My French teacher declared that St Peter was crucified upside down because the Christian church was a threat to the hierarchy in society, being such a mix of all classes and treating everyone as equal. After all, she said, Christ was the first socialist (declaring all people equal).

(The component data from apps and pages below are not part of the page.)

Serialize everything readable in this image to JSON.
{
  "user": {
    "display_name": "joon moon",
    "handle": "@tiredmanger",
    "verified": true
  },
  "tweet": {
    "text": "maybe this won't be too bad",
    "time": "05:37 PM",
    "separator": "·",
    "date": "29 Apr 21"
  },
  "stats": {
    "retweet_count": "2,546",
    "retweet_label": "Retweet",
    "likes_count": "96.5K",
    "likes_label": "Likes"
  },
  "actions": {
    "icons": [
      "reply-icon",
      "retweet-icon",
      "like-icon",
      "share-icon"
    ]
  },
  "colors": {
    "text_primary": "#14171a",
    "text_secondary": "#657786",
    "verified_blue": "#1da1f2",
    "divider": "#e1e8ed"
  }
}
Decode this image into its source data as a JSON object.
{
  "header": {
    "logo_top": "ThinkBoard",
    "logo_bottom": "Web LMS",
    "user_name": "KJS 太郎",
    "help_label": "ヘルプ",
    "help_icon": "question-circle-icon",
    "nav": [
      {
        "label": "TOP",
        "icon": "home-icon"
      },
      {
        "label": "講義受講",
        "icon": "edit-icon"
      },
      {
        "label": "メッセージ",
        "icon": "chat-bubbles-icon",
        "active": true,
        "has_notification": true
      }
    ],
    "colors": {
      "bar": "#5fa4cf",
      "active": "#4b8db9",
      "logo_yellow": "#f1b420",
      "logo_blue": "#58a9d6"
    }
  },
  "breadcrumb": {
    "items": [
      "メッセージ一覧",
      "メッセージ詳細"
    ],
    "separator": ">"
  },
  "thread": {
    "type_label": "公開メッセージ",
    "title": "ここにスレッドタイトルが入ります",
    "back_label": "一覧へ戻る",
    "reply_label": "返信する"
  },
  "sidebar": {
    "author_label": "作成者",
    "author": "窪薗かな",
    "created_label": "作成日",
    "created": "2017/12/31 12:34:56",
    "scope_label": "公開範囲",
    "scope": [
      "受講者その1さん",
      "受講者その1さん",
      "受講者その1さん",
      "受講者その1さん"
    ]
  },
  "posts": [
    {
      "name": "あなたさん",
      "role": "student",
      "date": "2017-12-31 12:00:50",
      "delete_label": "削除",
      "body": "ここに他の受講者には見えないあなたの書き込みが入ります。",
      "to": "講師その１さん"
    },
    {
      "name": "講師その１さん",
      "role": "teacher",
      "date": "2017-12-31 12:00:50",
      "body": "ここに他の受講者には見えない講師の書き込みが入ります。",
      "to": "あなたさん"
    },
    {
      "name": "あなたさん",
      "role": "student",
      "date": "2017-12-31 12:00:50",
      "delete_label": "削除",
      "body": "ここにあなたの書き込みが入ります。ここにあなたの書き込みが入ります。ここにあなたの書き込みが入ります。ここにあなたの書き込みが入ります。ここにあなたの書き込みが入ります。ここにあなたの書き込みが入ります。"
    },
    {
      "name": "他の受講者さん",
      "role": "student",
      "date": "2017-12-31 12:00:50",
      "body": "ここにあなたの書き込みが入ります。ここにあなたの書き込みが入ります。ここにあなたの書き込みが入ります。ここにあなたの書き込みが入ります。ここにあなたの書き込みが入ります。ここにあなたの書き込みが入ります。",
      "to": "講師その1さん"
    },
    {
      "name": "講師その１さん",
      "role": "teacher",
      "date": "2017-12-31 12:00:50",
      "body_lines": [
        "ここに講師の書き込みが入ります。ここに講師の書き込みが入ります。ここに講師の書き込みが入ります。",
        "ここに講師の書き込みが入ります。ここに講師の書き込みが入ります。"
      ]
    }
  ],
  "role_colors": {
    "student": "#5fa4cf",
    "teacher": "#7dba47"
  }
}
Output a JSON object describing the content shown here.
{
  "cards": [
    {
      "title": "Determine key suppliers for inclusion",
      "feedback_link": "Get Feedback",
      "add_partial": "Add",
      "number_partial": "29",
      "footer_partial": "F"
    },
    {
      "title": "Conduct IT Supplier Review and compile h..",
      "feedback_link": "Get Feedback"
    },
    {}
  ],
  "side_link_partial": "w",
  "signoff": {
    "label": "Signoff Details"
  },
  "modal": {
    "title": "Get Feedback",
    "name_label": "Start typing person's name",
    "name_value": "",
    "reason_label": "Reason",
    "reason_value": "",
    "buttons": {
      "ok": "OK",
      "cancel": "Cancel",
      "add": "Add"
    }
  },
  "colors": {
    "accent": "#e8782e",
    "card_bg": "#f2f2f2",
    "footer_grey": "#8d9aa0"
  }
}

She's knowledgeable, and being in the class is a delight in getting to discuss things of interest, but also oppressing whenever she declares something about Roman Catholicism or tradition as if it's Christianity. I interjected (in class discussion after all we're encouraged to) that it was only myth that he was crucified upside down in Rome, but anyway, from reading the New Testament it seems that persecution of Christians had less to do with equality of persons and more to do with refusal to treat the emperor as God and insisting that Jesus was God, and explosively using the titles of universal Saviour and Lord for Jesus rather than the emperor being Saviour and Lord. She agreed and we moved on. But it distresses me when it's dismissed as 'interesting cultural background' (like Greek mythology, which also came up) rather than living truth. For a more explicit example: we were discussing how in French, 'Christian' festivals get capital letters, but other festivals don't, and she declared that after all, this was in the time before 'Libre pensée' - Free Thinking. She said this in a way that said not only 'there wasn't equality between religions', but 'of course now we know better'. But it does potentially give opportunities to speak. Please pray that I'd have wisdom and clarity in using them as well as speaking with mind to Jesus as Lord in general class discussion.
Fool's Talk - a review
2 hours ago